“We were delighted to welcome His Royal Highness to Prince Charles Hospital today to recognise the fantastic work of our staff at this hospital at all times, but especially over the past few months of COVID-19 where it has been very difficult,” said Adele Gittoes, the Director of Operations as Merthyr Cynon Locality at the Prince Charles Hospital, in a statement on the hospital’s website.

Sophie Roberts, an Operating Department Practitioner, said: “What an unforgettable and humbling experience was to meet Prince Charles today, I was so shocked by the visit. I feel so much gratitude that the efforts of staff at Prince Charles Hospital and CTM has been recognised not only from others, but royalty themselves.

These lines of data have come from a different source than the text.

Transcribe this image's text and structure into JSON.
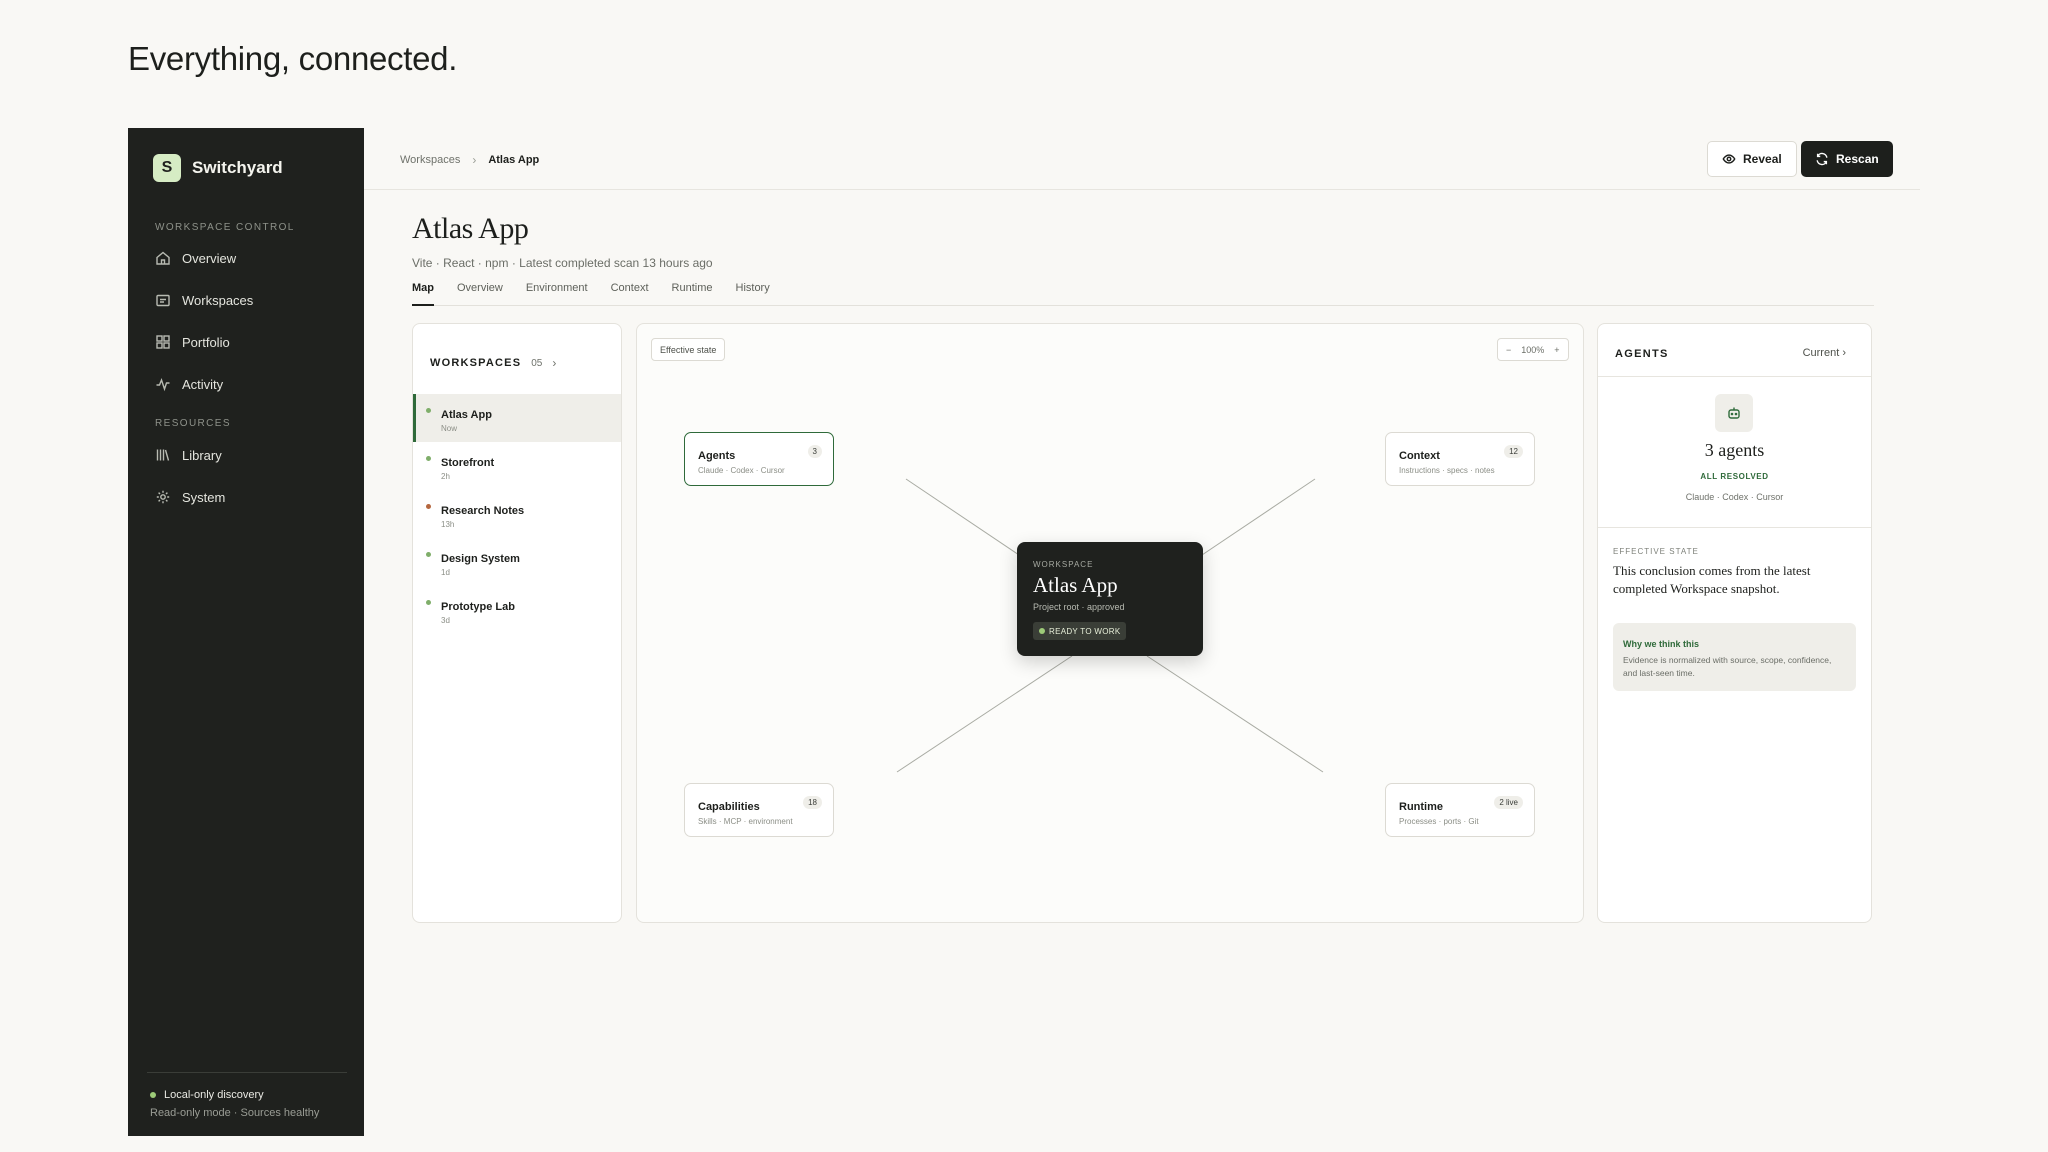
{
  "hero": {
    "title": "Everything, connected."
  },
  "sidebar": {
    "brand": {
      "logo_letter": "S",
      "name": "Switchyard"
    },
    "sections": [
      {
        "label": "WORKSPACE CONTROL",
        "items": [
          {
            "label": "Overview",
            "icon": "home-icon"
          },
          {
            "label": "Workspaces",
            "icon": "folder-icon"
          },
          {
            "label": "Portfolio",
            "icon": "grid-icon"
          },
          {
            "label": "Activity",
            "icon": "activity-icon"
          }
        ]
      },
      {
        "label": "RESOURCES",
        "items": [
          {
            "label": "Library",
            "icon": "library-icon"
          },
          {
            "label": "System",
            "icon": "gear-icon"
          }
        ]
      }
    ],
    "footer": {
      "title": "Local-only discovery",
      "subtitle": "Read-only mode · Sources healthy"
    }
  },
  "topbar": {
    "breadcrumb": [
      "Workspaces",
      "Atlas App"
    ],
    "reveal_label": "Reveal",
    "rescan_label": "Rescan"
  },
  "page": {
    "title": "Atlas App",
    "subtitle": "Vite · React · npm · Latest completed scan 13 hours ago",
    "tabs": [
      "Map",
      "Overview",
      "Environment",
      "Context",
      "Runtime",
      "History"
    ],
    "active_tab": "Map"
  },
  "workspaces": {
    "title": "WORKSPACES",
    "count": "05",
    "items": [
      {
        "name": "Atlas App",
        "time": "Now",
        "dot_color": "#7fae6a",
        "selected": true
      },
      {
        "name": "Storefront",
        "time": "2h",
        "dot_color": "#7fae6a"
      },
      {
        "name": "Research Notes",
        "time": "13h",
        "dot_color": "#b5673f"
      },
      {
        "name": "Design System",
        "time": "1d",
        "dot_color": "#7fae6a"
      },
      {
        "name": "Prototype Lab",
        "time": "3d",
        "dot_color": "#7fae6a"
      }
    ]
  },
  "map": {
    "state_chip": "Effective state",
    "zoom": {
      "minus": "−",
      "level": "100%",
      "plus": "+"
    },
    "center": {
      "label": "WORKSPACE",
      "title": "Atlas App",
      "subtitle": "Project root · approved",
      "badge": "READY TO WORK"
    },
    "nodes": {
      "agents": {
        "title": "Agents",
        "subtitle": "Claude · Codex · Cursor",
        "badge": "3"
      },
      "context": {
        "title": "Context",
        "subtitle": "Instructions · specs · notes",
        "badge": "12"
      },
      "capabilities": {
        "title": "Capabilities",
        "subtitle": "Skills · MCP · environment",
        "badge": "18"
      },
      "runtime": {
        "title": "Runtime",
        "subtitle": "Processes · ports · Git",
        "badge": "2 live"
      }
    }
  },
  "agents_panel": {
    "title": "AGENTS",
    "current": "Current",
    "count": "3 agents",
    "status": "ALL RESOLVED",
    "list": "Claude · Codex · Cursor",
    "effective_label": "EFFECTIVE STATE",
    "effective_text": "This conclusion comes from the latest completed Workspace snapshot.",
    "why_title": "Why we think this",
    "why_body": "Evidence is normalized with source, scope, confidence, and last-seen time."
  },
  "colors": {
    "accent": "#2f6a3a",
    "sidebar_bg": "#1f211e",
    "page_bg": "#f9f8f5"
  }
}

It was an absolute honour.”



About author

Jess is a communications professional and freelance writer who lives in Halifax and has a passion for all things royal, particularly the British Royal Family.